[AVAILABLE DATA Boundary: Start]
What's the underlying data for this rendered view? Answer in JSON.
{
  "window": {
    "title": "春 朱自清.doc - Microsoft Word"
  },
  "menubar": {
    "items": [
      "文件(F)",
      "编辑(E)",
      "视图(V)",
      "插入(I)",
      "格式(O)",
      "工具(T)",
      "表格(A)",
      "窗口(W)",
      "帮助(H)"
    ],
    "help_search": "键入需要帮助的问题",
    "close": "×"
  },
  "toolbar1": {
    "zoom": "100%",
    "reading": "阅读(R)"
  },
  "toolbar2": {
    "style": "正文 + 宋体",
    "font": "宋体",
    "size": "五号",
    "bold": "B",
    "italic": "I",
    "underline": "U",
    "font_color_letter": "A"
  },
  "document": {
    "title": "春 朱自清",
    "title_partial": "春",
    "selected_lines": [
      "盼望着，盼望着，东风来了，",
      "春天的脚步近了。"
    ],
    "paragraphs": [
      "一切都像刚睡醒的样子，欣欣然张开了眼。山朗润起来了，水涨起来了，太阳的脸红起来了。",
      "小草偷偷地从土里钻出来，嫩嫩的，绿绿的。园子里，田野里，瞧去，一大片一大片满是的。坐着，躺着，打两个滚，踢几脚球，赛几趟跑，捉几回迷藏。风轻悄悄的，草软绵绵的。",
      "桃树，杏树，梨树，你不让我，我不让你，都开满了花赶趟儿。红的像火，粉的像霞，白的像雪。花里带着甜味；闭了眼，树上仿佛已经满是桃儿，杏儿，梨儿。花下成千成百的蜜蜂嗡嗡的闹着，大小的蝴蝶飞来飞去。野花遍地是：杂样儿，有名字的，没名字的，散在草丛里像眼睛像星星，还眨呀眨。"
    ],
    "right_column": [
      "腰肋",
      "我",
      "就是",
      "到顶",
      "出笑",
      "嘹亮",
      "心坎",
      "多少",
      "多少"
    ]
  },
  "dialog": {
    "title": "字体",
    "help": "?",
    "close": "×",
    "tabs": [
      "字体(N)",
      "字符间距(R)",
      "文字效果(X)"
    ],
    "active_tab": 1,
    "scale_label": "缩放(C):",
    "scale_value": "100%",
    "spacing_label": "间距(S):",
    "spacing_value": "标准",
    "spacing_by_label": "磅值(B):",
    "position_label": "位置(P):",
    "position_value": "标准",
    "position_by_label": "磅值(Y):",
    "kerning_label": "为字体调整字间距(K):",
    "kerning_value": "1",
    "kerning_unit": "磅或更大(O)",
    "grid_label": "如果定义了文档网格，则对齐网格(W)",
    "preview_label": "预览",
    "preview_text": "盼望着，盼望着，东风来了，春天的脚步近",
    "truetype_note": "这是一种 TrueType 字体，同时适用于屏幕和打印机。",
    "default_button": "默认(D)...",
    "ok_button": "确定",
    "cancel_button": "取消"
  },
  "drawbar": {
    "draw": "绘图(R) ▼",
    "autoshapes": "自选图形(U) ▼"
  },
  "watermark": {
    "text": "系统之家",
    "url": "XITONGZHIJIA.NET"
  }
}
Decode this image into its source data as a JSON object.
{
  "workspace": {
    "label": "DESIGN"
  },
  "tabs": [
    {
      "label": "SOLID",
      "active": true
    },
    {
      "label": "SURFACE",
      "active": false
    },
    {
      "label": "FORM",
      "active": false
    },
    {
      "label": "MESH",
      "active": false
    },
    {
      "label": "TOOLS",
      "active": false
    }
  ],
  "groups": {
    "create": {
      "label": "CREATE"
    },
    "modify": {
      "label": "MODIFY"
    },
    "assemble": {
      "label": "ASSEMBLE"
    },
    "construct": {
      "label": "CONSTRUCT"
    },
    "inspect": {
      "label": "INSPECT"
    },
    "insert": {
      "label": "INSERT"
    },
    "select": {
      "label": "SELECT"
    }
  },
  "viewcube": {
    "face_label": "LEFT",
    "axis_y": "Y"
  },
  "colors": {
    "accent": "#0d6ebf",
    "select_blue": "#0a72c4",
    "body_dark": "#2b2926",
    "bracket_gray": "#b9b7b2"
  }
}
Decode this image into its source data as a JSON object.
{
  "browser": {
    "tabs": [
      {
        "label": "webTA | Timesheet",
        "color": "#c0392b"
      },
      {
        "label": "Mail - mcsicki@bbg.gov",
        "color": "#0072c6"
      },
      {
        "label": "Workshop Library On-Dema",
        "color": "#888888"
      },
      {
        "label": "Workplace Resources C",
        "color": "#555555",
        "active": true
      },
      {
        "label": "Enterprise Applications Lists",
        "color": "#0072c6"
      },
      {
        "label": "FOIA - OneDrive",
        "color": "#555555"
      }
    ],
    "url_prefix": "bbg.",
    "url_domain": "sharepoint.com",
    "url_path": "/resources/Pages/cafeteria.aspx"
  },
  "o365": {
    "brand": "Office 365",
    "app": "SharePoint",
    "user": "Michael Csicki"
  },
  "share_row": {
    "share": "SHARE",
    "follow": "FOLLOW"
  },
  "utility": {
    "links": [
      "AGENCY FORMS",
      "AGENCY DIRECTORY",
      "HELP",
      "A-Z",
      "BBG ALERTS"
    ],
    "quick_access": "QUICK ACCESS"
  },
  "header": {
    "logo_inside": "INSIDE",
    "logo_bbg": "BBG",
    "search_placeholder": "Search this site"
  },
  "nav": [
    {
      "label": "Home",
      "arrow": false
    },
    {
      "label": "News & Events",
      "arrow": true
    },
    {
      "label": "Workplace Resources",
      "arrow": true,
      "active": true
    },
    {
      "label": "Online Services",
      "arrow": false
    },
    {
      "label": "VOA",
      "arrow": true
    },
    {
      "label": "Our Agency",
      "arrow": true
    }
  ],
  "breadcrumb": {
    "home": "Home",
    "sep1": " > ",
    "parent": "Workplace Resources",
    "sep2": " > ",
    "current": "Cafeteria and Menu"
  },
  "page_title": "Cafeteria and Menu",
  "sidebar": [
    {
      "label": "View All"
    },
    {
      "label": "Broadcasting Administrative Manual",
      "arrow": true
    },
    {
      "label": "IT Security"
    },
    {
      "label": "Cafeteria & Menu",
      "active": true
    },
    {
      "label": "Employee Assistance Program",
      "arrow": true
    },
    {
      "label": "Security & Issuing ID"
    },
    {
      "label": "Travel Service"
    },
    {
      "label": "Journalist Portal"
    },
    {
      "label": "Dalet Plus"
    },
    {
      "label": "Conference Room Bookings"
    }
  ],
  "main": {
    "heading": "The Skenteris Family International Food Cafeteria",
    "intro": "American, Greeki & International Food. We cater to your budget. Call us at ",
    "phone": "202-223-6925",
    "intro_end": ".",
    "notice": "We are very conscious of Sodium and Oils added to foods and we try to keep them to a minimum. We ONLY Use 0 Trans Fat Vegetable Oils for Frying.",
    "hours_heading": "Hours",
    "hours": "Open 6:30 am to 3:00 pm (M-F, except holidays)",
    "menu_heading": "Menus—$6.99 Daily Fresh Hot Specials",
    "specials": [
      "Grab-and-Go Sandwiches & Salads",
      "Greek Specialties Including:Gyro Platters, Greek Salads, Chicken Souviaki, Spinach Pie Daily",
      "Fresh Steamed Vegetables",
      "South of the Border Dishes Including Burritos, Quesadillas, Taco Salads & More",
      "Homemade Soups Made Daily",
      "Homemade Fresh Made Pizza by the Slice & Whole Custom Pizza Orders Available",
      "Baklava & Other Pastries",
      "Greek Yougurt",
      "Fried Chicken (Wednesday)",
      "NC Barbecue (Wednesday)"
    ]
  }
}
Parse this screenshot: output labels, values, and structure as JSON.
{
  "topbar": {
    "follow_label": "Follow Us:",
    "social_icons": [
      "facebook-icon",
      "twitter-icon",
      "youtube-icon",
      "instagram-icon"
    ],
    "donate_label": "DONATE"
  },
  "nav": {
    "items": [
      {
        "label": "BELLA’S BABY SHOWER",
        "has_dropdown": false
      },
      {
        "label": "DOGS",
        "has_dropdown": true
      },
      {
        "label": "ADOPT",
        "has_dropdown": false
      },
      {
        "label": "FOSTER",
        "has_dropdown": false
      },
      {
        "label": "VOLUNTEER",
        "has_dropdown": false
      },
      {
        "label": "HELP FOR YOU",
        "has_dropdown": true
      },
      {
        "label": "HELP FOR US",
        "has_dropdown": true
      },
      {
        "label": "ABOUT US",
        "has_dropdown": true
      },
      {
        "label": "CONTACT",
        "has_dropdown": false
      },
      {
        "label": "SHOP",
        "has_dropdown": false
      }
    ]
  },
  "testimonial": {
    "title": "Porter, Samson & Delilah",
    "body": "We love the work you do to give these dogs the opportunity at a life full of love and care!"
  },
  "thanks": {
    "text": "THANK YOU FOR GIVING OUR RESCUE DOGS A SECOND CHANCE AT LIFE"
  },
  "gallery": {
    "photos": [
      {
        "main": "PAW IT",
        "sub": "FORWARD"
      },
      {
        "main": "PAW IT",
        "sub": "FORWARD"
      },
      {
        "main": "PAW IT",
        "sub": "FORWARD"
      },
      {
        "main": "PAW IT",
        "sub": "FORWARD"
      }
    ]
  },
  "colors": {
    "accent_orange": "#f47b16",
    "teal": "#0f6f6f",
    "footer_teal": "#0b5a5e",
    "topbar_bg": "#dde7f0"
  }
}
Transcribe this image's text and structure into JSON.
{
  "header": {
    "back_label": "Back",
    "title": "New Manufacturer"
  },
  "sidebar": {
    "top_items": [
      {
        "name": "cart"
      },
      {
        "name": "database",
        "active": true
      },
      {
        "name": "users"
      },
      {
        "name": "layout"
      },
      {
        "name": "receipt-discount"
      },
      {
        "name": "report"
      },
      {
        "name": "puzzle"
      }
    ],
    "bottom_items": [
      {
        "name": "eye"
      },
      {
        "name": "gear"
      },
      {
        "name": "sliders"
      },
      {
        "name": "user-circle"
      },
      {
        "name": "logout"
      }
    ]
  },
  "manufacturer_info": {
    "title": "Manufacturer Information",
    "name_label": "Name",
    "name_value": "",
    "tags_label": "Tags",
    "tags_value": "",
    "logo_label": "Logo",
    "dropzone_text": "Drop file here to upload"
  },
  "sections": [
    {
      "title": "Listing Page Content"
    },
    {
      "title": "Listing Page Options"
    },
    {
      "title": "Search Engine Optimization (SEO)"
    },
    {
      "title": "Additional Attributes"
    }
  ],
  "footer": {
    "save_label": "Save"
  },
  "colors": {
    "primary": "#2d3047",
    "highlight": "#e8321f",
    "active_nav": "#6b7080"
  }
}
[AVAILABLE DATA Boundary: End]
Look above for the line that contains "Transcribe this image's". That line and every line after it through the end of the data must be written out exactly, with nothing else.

Transcribe this image's text and structure into JSON.
{
  "header": {
    "back_label": "Back",
    "title": "New Manufacturer"
  },
  "sidebar": {
    "top_items": [
      {
        "name": "cart"
      },
      {
        "name": "database",
        "active": true
      },
      {
        "name": "users"
      },
      {
        "name": "layout"
      },
      {
        "name": "receipt-discount"
      },
      {
        "name": "report"
      },
      {
        "name": "puzzle"
      }
    ],
    "bottom_items": [
      {
        "name": "eye"
      },
      {
        "name": "gear"
      },
      {
        "name": "sliders"
      },
      {
        "name": "user-circle"
      },
      {
        "name": "logout"
      }
    ]
  },
  "manufacturer_info": {
    "title": "Manufacturer Information",
    "name_label": "Name",
    "name_value": "",
    "tags_label": "Tags",
    "tags_value": "",
    "logo_label": "Logo",
    "dropzone_text": "Drop file here to upload"
  },
  "sections": [
    {
      "title": "Listing Page Content"
    },
    {
      "title": "Listing Page Options"
    },
    {
      "title": "Search Engine Optimization (SEO)"
    },
    {
      "title": "Additional Attributes"
    }
  ],
  "footer": {
    "save_label": "Save"
  },
  "colors": {
    "primary": "#2d3047",
    "highlight": "#e8321f",
    "active_nav": "#6b7080"
  }
}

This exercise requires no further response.